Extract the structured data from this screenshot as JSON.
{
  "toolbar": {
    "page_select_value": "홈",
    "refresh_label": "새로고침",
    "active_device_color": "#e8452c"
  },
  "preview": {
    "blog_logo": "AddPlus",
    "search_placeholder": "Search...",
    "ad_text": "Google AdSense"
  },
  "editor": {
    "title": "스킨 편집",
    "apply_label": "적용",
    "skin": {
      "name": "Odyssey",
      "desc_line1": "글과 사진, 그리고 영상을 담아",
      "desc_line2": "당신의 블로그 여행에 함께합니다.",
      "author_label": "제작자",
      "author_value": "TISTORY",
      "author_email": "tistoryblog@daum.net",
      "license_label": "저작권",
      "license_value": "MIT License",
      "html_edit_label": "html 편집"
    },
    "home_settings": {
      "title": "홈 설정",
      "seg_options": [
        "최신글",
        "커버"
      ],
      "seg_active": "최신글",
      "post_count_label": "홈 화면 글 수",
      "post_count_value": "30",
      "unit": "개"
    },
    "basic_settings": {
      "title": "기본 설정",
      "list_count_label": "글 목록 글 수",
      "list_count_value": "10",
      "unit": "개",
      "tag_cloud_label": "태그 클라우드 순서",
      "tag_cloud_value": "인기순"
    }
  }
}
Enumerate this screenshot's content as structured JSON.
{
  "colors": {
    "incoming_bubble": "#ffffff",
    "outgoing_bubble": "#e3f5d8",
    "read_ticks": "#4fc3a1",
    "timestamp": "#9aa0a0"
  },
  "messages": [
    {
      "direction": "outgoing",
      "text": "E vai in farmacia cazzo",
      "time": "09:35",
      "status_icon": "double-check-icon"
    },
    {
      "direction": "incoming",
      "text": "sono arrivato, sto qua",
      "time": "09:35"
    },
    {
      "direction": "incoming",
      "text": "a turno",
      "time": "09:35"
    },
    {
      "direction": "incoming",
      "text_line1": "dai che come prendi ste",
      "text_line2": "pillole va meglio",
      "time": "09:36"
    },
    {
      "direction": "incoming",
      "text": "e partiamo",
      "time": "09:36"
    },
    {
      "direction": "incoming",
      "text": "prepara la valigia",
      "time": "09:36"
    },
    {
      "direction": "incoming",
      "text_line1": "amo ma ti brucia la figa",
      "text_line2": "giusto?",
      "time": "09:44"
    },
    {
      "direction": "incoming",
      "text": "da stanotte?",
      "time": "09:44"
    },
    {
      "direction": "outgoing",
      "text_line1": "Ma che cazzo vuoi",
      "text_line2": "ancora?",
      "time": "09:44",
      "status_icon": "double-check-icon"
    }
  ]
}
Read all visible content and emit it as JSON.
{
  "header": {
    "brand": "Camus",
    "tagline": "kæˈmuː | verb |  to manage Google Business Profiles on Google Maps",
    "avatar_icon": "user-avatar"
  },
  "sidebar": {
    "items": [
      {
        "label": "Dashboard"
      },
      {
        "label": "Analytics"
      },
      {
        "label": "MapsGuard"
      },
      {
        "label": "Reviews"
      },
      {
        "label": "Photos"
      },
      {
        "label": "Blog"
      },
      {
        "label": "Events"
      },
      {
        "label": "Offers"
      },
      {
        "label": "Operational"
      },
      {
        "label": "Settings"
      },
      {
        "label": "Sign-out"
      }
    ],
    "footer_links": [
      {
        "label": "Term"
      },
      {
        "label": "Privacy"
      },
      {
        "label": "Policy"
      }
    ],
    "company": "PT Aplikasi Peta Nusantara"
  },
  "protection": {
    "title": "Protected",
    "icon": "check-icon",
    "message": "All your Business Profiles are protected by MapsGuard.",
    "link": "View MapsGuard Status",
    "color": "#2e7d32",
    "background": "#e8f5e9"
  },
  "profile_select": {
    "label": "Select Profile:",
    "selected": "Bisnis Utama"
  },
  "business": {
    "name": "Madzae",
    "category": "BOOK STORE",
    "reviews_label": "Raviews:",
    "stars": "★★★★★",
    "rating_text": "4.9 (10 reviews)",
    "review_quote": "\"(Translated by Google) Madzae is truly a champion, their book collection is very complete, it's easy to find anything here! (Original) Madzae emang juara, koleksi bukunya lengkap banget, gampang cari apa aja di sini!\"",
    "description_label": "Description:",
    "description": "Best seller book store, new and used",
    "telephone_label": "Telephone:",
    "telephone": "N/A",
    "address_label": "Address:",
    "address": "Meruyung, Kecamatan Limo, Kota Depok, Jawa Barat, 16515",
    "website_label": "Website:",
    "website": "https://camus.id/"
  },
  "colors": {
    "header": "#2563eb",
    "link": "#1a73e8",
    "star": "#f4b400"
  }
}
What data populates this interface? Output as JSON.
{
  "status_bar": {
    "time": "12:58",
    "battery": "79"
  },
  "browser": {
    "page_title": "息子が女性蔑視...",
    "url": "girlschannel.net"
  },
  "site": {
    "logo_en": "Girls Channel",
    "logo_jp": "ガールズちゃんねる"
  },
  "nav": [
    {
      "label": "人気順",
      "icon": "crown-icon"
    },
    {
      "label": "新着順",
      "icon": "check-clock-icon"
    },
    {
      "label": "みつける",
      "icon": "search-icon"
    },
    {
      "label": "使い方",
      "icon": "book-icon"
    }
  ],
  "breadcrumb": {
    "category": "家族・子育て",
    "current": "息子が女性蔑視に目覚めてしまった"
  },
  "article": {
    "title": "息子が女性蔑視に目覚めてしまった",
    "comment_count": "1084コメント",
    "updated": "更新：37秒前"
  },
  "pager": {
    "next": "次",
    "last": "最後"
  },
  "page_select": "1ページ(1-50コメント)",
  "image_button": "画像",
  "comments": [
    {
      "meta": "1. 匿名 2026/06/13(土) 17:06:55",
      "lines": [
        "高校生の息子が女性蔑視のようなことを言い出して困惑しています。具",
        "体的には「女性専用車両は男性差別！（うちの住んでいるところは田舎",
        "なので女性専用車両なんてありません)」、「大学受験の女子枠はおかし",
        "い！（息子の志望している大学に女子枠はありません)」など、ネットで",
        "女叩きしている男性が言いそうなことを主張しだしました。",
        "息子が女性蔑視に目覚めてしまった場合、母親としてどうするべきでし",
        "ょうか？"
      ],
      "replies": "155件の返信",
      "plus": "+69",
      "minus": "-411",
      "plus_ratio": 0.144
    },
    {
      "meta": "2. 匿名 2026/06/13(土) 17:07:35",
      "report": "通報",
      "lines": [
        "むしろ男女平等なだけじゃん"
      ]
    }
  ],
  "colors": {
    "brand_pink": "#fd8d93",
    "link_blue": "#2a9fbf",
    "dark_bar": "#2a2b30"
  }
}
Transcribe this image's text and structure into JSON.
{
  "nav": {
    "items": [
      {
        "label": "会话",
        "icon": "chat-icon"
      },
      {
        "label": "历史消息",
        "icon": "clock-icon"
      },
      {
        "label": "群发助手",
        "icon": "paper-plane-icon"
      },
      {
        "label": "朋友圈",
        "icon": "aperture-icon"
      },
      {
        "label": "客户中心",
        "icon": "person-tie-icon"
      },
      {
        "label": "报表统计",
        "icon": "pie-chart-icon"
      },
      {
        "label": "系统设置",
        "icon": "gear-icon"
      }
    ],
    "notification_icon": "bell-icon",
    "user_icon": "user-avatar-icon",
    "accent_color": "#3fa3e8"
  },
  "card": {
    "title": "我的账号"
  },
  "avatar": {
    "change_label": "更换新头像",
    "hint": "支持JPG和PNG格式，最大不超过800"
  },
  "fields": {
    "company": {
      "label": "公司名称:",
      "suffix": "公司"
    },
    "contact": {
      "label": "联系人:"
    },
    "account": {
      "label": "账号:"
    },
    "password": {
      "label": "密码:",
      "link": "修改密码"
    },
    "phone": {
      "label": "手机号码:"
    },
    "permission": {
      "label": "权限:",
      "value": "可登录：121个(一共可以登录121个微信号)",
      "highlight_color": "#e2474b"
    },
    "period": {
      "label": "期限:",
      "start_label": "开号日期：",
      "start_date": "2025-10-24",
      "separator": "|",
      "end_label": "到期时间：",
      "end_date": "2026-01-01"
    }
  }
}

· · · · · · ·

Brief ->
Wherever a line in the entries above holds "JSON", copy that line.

Answer to the problem ->
Extract the structured data from this screenshot as JSON.
Enumerate this screenshot's content as structured JSON.
Read all visible content and emit it as JSON.
What data populates this interface? Output as JSON.
Transcribe this image's text and structure into JSON.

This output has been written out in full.